Exercise objective
For every record below, write out an exact copy.

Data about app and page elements
[Start of Attachment]
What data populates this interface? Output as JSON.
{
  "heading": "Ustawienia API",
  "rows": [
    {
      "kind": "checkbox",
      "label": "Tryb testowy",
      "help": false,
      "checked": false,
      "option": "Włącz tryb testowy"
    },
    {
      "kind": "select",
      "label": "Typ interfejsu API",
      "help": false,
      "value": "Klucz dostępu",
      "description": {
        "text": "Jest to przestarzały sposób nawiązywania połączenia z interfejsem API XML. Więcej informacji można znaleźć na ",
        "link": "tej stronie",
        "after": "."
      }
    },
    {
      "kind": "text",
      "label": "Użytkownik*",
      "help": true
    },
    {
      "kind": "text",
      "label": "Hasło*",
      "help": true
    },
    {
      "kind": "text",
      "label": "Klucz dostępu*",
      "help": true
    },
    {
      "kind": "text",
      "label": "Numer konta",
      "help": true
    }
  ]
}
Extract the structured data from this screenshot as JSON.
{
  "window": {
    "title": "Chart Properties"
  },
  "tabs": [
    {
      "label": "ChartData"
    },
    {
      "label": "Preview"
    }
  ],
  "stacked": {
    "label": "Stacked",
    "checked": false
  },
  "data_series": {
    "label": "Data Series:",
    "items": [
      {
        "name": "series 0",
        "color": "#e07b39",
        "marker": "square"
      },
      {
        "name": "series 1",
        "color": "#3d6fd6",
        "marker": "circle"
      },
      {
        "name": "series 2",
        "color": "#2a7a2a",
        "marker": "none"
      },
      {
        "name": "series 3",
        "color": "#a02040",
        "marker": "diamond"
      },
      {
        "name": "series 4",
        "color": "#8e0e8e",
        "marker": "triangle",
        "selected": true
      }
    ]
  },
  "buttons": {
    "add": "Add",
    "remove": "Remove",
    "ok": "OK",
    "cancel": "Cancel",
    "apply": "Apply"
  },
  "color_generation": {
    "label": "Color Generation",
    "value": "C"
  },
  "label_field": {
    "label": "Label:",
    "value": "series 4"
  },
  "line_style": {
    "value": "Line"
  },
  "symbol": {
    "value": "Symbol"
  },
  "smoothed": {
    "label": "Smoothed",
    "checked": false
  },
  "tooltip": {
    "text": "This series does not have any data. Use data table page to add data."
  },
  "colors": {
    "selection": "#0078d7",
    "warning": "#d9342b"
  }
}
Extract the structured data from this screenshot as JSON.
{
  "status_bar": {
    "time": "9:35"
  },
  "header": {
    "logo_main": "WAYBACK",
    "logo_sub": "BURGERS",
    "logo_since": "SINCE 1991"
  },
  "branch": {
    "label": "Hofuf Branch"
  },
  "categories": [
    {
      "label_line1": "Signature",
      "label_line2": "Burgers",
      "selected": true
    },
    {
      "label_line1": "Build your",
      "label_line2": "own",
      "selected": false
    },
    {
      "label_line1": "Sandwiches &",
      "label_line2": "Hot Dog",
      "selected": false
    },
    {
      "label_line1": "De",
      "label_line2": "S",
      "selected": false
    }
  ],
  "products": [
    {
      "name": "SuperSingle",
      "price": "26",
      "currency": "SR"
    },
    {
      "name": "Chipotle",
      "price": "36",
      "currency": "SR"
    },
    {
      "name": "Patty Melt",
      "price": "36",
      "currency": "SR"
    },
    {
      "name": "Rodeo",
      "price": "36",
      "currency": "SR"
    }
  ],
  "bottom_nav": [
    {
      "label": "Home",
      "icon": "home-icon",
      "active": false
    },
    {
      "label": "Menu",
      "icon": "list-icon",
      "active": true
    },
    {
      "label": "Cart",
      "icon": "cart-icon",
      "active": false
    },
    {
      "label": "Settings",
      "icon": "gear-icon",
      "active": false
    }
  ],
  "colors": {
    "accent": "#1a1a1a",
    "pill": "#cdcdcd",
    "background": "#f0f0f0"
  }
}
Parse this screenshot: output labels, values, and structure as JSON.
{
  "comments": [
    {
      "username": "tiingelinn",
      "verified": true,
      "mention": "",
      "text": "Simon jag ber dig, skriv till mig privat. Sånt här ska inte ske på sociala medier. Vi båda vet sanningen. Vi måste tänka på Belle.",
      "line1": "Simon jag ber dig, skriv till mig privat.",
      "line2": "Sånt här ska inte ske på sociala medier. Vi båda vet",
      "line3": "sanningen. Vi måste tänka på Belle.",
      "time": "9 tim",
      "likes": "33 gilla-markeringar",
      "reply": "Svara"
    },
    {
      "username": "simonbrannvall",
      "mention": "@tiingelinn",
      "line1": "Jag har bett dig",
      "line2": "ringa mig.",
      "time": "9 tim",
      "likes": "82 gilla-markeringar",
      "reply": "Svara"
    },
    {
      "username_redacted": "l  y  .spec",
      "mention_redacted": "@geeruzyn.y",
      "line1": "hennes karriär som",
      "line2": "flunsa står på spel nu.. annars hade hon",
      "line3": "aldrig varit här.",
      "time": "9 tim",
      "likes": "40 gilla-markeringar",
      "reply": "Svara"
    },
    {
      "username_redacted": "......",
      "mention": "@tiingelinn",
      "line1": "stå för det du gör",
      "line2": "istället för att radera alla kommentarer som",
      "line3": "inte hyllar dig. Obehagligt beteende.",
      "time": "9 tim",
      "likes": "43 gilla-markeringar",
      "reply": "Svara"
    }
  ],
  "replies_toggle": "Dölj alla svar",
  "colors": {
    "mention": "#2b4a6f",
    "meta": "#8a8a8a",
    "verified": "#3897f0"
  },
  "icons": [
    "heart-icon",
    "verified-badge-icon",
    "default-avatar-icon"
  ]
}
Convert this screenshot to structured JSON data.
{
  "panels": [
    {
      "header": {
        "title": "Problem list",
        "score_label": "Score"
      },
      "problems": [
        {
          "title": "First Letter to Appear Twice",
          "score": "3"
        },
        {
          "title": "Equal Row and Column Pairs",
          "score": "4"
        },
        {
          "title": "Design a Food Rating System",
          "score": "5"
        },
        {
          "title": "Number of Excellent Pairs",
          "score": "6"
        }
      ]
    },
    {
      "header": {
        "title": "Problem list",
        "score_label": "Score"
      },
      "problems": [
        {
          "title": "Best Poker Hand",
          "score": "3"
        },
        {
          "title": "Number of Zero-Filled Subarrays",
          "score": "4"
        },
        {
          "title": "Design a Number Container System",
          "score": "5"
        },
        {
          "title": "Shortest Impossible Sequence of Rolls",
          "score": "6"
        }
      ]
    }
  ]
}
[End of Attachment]
Reply to the exercise
What data populates this interface? Output as JSON.
{
  "heading": "Ustawienia API",
  "rows": [
    {
      "kind": "checkbox",
      "label": "Tryb testowy",
      "help": false,
      "checked": false,
      "option": "Włącz tryb testowy"
    },
    {
      "kind": "select",
      "label": "Typ interfejsu API",
      "help": false,
      "value": "Klucz dostępu",
      "description": {
        "text": "Jest to przestarzały sposób nawiązywania połączenia z interfejsem API XML. Więcej informacji można znaleźć na ",
        "link": "tej stronie",
        "after": "."
      }
    },
    {
      "kind": "text",
      "label": "Użytkownik*",
      "help": true
    },
    {
      "kind": "text",
      "label": "Hasło*",
      "help": true
    },
    {
      "kind": "text",
      "label": "Klucz dostępu*",
      "help": true
    },
    {
      "kind": "text",
      "label": "Numer konta",
      "help": true
    }
  ]
}
Extract the structured data from this screenshot as JSON.
{
  "window": {
    "title": "Chart Properties"
  },
  "tabs": [
    {
      "label": "ChartData"
    },
    {
      "label": "Preview"
    }
  ],
  "stacked": {
    "label": "Stacked",
    "checked": false
  },
  "data_series": {
    "label": "Data Series:",
    "items": [
      {
        "name": "series 0",
        "color": "#e07b39",
        "marker": "square"
      },
      {
        "name": "series 1",
        "color": "#3d6fd6",
        "marker": "circle"
      },
      {
        "name": "series 2",
        "color": "#2a7a2a",
        "marker": "none"
      },
      {
        "name": "series 3",
        "color": "#a02040",
        "marker": "diamond"
      },
      {
        "name": "series 4",
        "color": "#8e0e8e",
        "marker": "triangle",
        "selected": true
      }
    ]
  },
  "buttons": {
    "add": "Add",
    "remove": "Remove",
    "ok": "OK",
    "cancel": "Cancel",
    "apply": "Apply"
  },
  "color_generation": {
    "label": "Color Generation",
    "value": "C"
  },
  "label_field": {
    "label": "Label:",
    "value": "series 4"
  },
  "line_style": {
    "value": "Line"
  },
  "symbol": {
    "value": "Symbol"
  },
  "smoothed": {
    "label": "Smoothed",
    "checked": false
  },
  "tooltip": {
    "text": "This series does not have any data. Use data table page to add data."
  },
  "colors": {
    "selection": "#0078d7",
    "warning": "#d9342b"
  }
}
Extract the structured data from this screenshot as JSON.
{
  "status_bar": {
    "time": "9:35"
  },
  "header": {
    "logo_main": "WAYBACK",
    "logo_sub": "BURGERS",
    "logo_since": "SINCE 1991"
  },
  "branch": {
    "label": "Hofuf Branch"
  },
  "categories": [
    {
      "label_line1": "Signature",
      "label_line2": "Burgers",
      "selected": true
    },
    {
      "label_line1": "Build your",
      "label_line2": "own",
      "selected": false
    },
    {
      "label_line1": "Sandwiches &",
      "label_line2": "Hot Dog",
      "selected": false
    },
    {
      "label_line1": "De",
      "label_line2": "S",
      "selected": false
    }
  ],
  "products": [
    {
      "name": "SuperSingle",
      "price": "26",
      "currency": "SR"
    },
    {
      "name": "Chipotle",
      "price": "36",
      "currency": "SR"
    },
    {
      "name": "Patty Melt",
      "price": "36",
      "currency": "SR"
    },
    {
      "name": "Rodeo",
      "price": "36",
      "currency": "SR"
    }
  ],
  "bottom_nav": [
    {
      "label": "Home",
      "icon": "home-icon",
      "active": false
    },
    {
      "label": "Menu",
      "icon": "list-icon",
      "active": true
    },
    {
      "label": "Cart",
      "icon": "cart-icon",
      "active": false
    },
    {
      "label": "Settings",
      "icon": "gear-icon",
      "active": false
    }
  ],
  "colors": {
    "accent": "#1a1a1a",
    "pill": "#cdcdcd",
    "background": "#f0f0f0"
  }
}
Parse this screenshot: output labels, values, and structure as JSON.
{
  "comments": [
    {
      "username": "tiingelinn",
      "verified": true,
      "mention": "",
      "text": "Simon jag ber dig, skriv till mig privat. Sånt här ska inte ske på sociala medier. Vi båda vet sanningen. Vi måste tänka på Belle.",
      "line1": "Simon jag ber dig, skriv till mig privat.",
      "line2": "Sånt här ska inte ske på sociala medier. Vi båda vet",
      "line3": "sanningen. Vi måste tänka på Belle.",
      "time": "9 tim",
      "likes": "33 gilla-markeringar",
      "reply": "Svara"
    },
    {
      "username": "simonbrannvall",
      "mention": "@tiingelinn",
      "line1": "Jag har bett dig",
      "line2": "ringa mig.",
      "time": "9 tim",
      "likes": "82 gilla-markeringar",
      "reply": "Svara"
    },
    {
      "username_redacted": "l  y  .spec",
      "mention_redacted": "@geeruzyn.y",
      "line1": "hennes karriär som",
      "line2": "flunsa står på spel nu.. annars hade hon",
      "line3": "aldrig varit här.",
      "time": "9 tim",
      "likes": "40 gilla-markeringar",
      "reply": "Svara"
    },
    {
      "username_redacted": "......",
      "mention": "@tiingelinn",
      "line1": "stå för det du gör",
      "line2": "istället för att radera alla kommentarer som",
      "line3": "inte hyllar dig. Obehagligt beteende.",
      "time": "9 tim",
      "likes": "43 gilla-markeringar",
      "reply": "Svara"
    }
  ],
  "replies_toggle": "Dölj alla svar",
  "colors": {
    "mention": "#2b4a6f",
    "meta": "#8a8a8a",
    "verified": "#3897f0"
  },
  "icons": [
    "heart-icon",
    "verified-badge-icon",
    "default-avatar-icon"
  ]
}
Convert this screenshot to structured JSON data.
{
  "panels": [
    {
      "header": {
        "title": "Problem list",
        "score_label": "Score"
      },
      "problems": [
        {
          "title": "First Letter to Appear Twice",
          "score": "3"
        },
        {
          "title": "Equal Row and Column Pairs",
          "score": "4"
        },
        {
          "title": "Design a Food Rating System",
          "score": "5"
        },
        {
          "title": "Number of Excellent Pairs",
          "score": "6"
        }
      ]
    },
    {
      "header": {
        "title": "Problem list",
        "score_label": "Score"
      },
      "problems": [
        {
          "title": "Best Poker Hand",
          "score": "3"
        },
        {
          "title": "Number of Zero-Filled Subarrays",
          "score": "4"
        },
        {
          "title": "Design a Number Container System",
          "score": "5"
        },
        {
          "title": "Shortest Impossible Sequence of Rolls",
          "score": "6"
        }
      ]
    }
  ]
}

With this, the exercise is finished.